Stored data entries
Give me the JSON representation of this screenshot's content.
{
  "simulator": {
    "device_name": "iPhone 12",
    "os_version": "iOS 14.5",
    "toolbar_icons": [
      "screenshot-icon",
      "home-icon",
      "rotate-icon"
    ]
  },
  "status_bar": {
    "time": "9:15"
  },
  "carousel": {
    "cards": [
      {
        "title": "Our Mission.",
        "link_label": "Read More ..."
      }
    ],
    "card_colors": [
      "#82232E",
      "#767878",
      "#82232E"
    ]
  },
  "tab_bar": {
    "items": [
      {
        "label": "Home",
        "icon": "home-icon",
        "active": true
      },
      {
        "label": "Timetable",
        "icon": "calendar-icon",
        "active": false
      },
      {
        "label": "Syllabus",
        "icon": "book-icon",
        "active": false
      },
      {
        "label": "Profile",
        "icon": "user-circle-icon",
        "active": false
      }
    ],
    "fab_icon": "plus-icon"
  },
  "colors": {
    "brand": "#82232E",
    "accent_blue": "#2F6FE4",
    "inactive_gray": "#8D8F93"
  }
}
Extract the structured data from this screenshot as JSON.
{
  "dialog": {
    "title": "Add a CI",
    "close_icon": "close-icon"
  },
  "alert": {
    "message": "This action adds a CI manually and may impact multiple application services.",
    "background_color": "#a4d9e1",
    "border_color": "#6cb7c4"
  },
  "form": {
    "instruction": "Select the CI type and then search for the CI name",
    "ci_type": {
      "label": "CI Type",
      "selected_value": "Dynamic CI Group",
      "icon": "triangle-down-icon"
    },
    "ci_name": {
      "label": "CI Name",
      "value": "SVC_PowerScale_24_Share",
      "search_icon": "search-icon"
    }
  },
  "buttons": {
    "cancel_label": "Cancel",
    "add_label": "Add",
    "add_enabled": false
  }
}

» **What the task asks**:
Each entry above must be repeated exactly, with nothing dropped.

» **Answer space**:
Give me the JSON representation of this screenshot's content.
{
  "simulator": {
    "device_name": "iPhone 12",
    "os_version": "iOS 14.5",
    "toolbar_icons": [
      "screenshot-icon",
      "home-icon",
      "rotate-icon"
    ]
  },
  "status_bar": {
    "time": "9:15"
  },
  "carousel": {
    "cards": [
      {
        "title": "Our Mission.",
        "link_label": "Read More ..."
      }
    ],
    "card_colors": [
      "#82232E",
      "#767878",
      "#82232E"
    ]
  },
  "tab_bar": {
    "items": [
      {
        "label": "Home",
        "icon": "home-icon",
        "active": true
      },
      {
        "label": "Timetable",
        "icon": "calendar-icon",
        "active": false
      },
      {
        "label": "Syllabus",
        "icon": "book-icon",
        "active": false
      },
      {
        "label": "Profile",
        "icon": "user-circle-icon",
        "active": false
      }
    ],
    "fab_icon": "plus-icon"
  },
  "colors": {
    "brand": "#82232E",
    "accent_blue": "#2F6FE4",
    "inactive_gray": "#8D8F93"
  }
}
Extract the structured data from this screenshot as JSON.
{
  "dialog": {
    "title": "Add a CI",
    "close_icon": "close-icon"
  },
  "alert": {
    "message": "This action adds a CI manually and may impact multiple application services.",
    "background_color": "#a4d9e1",
    "border_color": "#6cb7c4"
  },
  "form": {
    "instruction": "Select the CI type and then search for the CI name",
    "ci_type": {
      "label": "CI Type",
      "selected_value": "Dynamic CI Group",
      "icon": "triangle-down-icon"
    },
    "ci_name": {
      "label": "CI Name",
      "value": "SVC_PowerScale_24_Share",
      "search_icon": "search-icon"
    }
  },
  "buttons": {
    "cancel_label": "Cancel",
    "add_label": "Add",
    "add_enabled": false
  }
}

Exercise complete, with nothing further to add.